138 Stan. L. Rev. 623 (1986). Other articles are "A Critique of Economic and Sociological Theories of Social Control," 16 JLS 67 (1987) and "A Hypothesis of Wealth-Maximizing Norms: Evidence from the Whaling Industry," JLEO 83 (1989).
2 "To exaggerate only a little, the law-and-economics scholars believe that the law-and-society group is deficient in both sophistication and rigor, and the law-and-society scholars believe that the law-and-economics theorists are not only out of touch with reality but also short on humanity.
This book was written with one foot firmly placed in each of these two opposing camps." Ellickson, pp. 7-8.
3These are what Ellickson describes as "Traditionalist" ranchers, as distinguished from the "Modernists" who typically use irrigated, fenced pasture to get their cattle through the summer.
4 "These settlements affronted the cattlemen's belief that a motorist always bears losses arising out of open-range collisions. The cattlement were certain that the insurance companies and courts, because of either incompetence or gutlessness, had misconstrued the law." Ellickson p. 90.
5The false belief about the liability consequences of open vs closed range might also impose costs on modernist ranchers, who use fenced range, since it could induce them to take additional precautions on making sure their cattle never got out. According to Ellickson (pp. 112-113) such effects are small or nonexistent.
6They could, for example, claim that they were continuing to herd cattle in the closed range areas despite the risk of liability claims or higher insurance, thus representing themselves to themselves as bravely bearing the cost of maintaining the ranchers' life against adverse conditions.
7 "Although formal legal analysis thus suggests that a closed-range ordinance should have no evidentiary weight in a collision case, the fact of a closure might in practice increase a motorist's chances of prevailing for a number of reasons.

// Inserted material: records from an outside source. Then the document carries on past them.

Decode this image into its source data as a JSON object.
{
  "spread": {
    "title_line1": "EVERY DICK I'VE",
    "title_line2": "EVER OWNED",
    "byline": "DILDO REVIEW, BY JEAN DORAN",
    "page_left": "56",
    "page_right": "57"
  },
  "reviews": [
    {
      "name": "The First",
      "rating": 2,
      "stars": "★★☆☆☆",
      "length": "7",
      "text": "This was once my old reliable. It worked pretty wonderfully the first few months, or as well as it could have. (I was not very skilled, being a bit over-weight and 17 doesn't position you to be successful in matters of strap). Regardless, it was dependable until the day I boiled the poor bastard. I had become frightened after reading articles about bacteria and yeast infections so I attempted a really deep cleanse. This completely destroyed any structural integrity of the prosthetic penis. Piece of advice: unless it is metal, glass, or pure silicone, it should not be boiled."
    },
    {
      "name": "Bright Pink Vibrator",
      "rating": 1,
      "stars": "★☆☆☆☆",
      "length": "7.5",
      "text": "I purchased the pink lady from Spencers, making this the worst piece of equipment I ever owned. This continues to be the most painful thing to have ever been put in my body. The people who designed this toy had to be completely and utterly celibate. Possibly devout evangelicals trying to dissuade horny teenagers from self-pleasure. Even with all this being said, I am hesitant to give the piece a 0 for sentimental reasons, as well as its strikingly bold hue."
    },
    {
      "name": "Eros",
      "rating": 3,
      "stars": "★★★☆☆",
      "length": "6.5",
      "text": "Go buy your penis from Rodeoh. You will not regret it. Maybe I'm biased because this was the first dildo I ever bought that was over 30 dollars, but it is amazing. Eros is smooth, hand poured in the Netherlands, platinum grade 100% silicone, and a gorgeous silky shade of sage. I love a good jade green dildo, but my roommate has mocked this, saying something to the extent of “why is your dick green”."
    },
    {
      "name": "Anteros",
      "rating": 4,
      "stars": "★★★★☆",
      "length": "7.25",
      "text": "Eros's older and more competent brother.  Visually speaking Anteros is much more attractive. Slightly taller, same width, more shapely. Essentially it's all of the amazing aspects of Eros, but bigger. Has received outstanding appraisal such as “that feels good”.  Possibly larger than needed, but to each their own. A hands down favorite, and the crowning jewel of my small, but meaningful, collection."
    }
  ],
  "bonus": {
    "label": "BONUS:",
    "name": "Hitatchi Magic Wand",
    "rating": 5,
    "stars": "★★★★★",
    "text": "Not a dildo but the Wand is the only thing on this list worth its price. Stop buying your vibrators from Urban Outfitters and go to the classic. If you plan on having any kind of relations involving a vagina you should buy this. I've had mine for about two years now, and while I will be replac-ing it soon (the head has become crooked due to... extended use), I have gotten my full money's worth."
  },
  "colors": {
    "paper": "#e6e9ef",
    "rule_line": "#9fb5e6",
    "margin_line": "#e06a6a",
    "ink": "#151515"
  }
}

First, if a collision case were to be litigated, a trial judge might allow a motorist to introduce the fact that the collision had occurred in closed range as evidence that the cattleman had been negligent. ... Second, a Shasta county ordinance makes it unlawful for a livestock owner, other than an owner of "livestock upon the open range," to permit his animals "to habitually trespass" on public property (such as a highway). ... a closure may in fact somewhat increase motorists' prospects in collision cases, although certainly not by as much as the cattlemen's folklore would have it." (Ellickson, pp. 92-93)
8Ellickson, pp. 105-106.
9A slightly different way of putting this argument is say that we are observing what Dawkins has described as the evolution of "memes": ideas evolving in an environment consisting of the minds of humans (Dawkins, The Selfish Gene [add p. reference]). One reason a meme--such as the belief that "one ought to be honest towards honest people"-- will spread is that those holding it are observed to be more successful as a result. But in order for the process to get past the early stage, when the meme is still rare in the population, it must be useful to hold the meme even when most other people do not. This works for memes representing norms such as honesty, but it does not work for a meme for conservation of whales, which raises the very interesting questions of why memes in favor of conservation have recently spread so rapidly within our current population--to the point where belief in conservation has become very nearly the secular equivalent of a state religion.
10In the context of law rather than norms, this is one argument against using efficient punishments such as forcing convicted criminals to "work off" their debt to society--it gives the court system an incentive to lower its standard of proof when the local government decides that it needs convict labor to build a road. A good fictional statement of the argument, in the context of the proposal that those guilty of capital crimes should forfeit their organs (for transplants) as well as their lives, is _____ by Larry Niven (check title).
11An even better norm would be one that required punishments that were costly to both parties but benefitted other members of the society--slaughtering the animal and donating it to the local soup kitchen, say. This might not work for small groups, since potential beneficiaries might conspire with the "victim" to induce him to impose the punishment even when it was not deserved--and, for reasons discussed above, a norm that does not work for small groups is unlikely to develop.